Even the boldest of men must stop somewhere. Avraham, identifying that Hashem was giving him the chance to defend Sedom and Amora, dares to negotiate with Him. However, Avraham who succeeded in lowering the number of righteous people necessary to save the cities from fifty to ten, stops there and does not try to eventually persuade that the city should be saved for the sake of Lot and his family alone. Furthermore, according to Rashi, Avraham recond that each city would be saved thanks to ten righteous people and whenever he reduced his request by ten, he was in fact condemning one city to be destroyed. Why is it, however, that he stops at ten and the great lover of mankind, righteous or wicked, recognises that he cannot argue anymore?
The Shulchan Aruch dedicates a whole chapter for one short halacha, teaching that even a person who eats pat akum (kosher bread made by a non-Jew) throughout the year, should refrain from doing so on the ten days of teshuva. Since Hashem is not to be fooled by temporary measures which are not intended to be long lasting, the idea of accepting something upon one’s self for merely a few days needs clarification. Being stricter during the ten days of teshuva alone could be interpreted as hypocrisy. However, it could have a deeper meaning. By managing to be stricter for ten full days, one is indicating a message – this is not a coincidence but rather a direct outcome of an entire year of Avodat Hashem, serving Hashem. i.e. ten is a complete number. This is translated in endless ways; the Ten Commandments, the Ten Sephirot in Kabbala and in several more ways listed in the fifth chapter of Pirkei Avot (e.g. the number of the Divine utterances which the world was created by, Avraham’s tests, miracles in Egypt, plagues). Therefore when something is achieved for a few days, it may be a fluke, but when achieved for ten days it is genuine.
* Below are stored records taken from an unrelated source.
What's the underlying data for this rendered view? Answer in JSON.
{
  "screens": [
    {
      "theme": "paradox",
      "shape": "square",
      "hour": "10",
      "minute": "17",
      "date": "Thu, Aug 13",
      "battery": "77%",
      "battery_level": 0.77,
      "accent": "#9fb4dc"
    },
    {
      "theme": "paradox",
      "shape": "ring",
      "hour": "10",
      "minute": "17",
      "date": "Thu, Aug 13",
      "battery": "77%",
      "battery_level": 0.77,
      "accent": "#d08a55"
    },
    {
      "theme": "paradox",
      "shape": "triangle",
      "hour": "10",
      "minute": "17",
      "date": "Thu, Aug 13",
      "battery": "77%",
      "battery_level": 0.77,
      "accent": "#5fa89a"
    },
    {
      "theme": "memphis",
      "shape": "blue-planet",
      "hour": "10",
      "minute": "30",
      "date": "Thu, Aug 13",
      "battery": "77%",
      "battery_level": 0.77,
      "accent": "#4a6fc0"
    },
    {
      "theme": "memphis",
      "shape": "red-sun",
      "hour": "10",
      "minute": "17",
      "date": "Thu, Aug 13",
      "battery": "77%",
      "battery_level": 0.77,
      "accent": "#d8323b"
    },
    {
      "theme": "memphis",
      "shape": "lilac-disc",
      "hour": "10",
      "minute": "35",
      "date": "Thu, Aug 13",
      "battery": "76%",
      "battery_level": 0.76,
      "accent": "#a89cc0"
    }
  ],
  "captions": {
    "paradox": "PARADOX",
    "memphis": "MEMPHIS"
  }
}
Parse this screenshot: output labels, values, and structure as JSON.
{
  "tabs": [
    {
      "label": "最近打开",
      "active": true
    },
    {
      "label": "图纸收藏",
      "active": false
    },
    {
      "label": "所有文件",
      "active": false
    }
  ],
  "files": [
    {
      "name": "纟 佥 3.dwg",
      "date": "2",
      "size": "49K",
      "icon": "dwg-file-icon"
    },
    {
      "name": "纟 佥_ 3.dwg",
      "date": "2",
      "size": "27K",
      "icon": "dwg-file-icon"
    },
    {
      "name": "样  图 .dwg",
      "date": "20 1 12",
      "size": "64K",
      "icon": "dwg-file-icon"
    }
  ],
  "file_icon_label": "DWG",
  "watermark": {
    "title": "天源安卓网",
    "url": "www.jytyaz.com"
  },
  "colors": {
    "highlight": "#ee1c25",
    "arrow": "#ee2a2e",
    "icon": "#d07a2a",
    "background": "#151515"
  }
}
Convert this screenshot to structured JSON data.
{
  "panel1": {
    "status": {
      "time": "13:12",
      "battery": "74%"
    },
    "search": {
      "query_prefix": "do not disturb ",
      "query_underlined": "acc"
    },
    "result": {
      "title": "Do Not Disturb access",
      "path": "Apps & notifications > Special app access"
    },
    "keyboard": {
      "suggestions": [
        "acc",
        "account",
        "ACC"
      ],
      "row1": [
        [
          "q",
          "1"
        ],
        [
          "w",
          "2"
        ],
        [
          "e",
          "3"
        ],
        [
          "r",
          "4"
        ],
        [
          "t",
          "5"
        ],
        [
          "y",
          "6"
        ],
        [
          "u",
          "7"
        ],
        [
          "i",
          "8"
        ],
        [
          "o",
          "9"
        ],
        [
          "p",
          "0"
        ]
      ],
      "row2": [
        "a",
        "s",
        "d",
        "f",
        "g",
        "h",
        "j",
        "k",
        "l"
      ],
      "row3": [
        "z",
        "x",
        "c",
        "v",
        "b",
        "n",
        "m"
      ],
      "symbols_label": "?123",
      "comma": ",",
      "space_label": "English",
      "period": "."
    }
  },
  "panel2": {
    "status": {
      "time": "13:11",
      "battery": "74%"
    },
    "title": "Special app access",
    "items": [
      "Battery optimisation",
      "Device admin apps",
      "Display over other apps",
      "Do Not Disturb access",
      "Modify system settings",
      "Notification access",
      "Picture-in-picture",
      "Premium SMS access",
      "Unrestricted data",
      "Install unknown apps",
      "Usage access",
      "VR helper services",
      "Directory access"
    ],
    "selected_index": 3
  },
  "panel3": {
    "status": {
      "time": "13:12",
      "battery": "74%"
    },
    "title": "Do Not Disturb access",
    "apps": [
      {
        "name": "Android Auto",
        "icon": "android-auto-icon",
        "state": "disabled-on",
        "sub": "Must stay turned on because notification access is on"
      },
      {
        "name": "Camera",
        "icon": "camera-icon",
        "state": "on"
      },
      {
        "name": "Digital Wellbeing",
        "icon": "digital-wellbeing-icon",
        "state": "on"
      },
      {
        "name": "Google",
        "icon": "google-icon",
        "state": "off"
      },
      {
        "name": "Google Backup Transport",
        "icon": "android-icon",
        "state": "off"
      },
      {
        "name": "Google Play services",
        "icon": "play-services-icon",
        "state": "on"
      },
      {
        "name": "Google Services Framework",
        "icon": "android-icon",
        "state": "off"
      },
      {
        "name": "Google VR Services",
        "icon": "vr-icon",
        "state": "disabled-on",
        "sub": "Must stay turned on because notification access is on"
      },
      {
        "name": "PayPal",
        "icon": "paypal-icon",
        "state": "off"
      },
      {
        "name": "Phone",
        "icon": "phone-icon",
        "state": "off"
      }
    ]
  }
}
Avraham’s main argument to Hashem is that if there are ten righteous people in the city, it shows that the city is not that wicked, since the righteous people are produced by the city. However, if there are less than ten righteous people in the city, it is but a coincidence and they are in fact righteous in their own right regardless of the city, leaving Avraham with no valid claim.
The number ten is not merely a complete number; it has the ability to create a new reality. The most frequent example is that of a minyan. Only when in a minyan may key parts of the tefillah be said. Furthermore, Rabbi Akiva, though capable of davening a much loftier tefillah when davening alone preferred the tefillah in a minyan. Also, if one is forced to daven alone, it is halachically recommended to try and daven the same time as the local minyan. The minyan creates a new reality, so that when davening alone, one’s tefillah is accepted according to who they are and what merits they have individually. However, when davening in a minyan, neither one’s merits nor the entire minyan’s merits are a precondition and the prayer is welcomed in Heaven.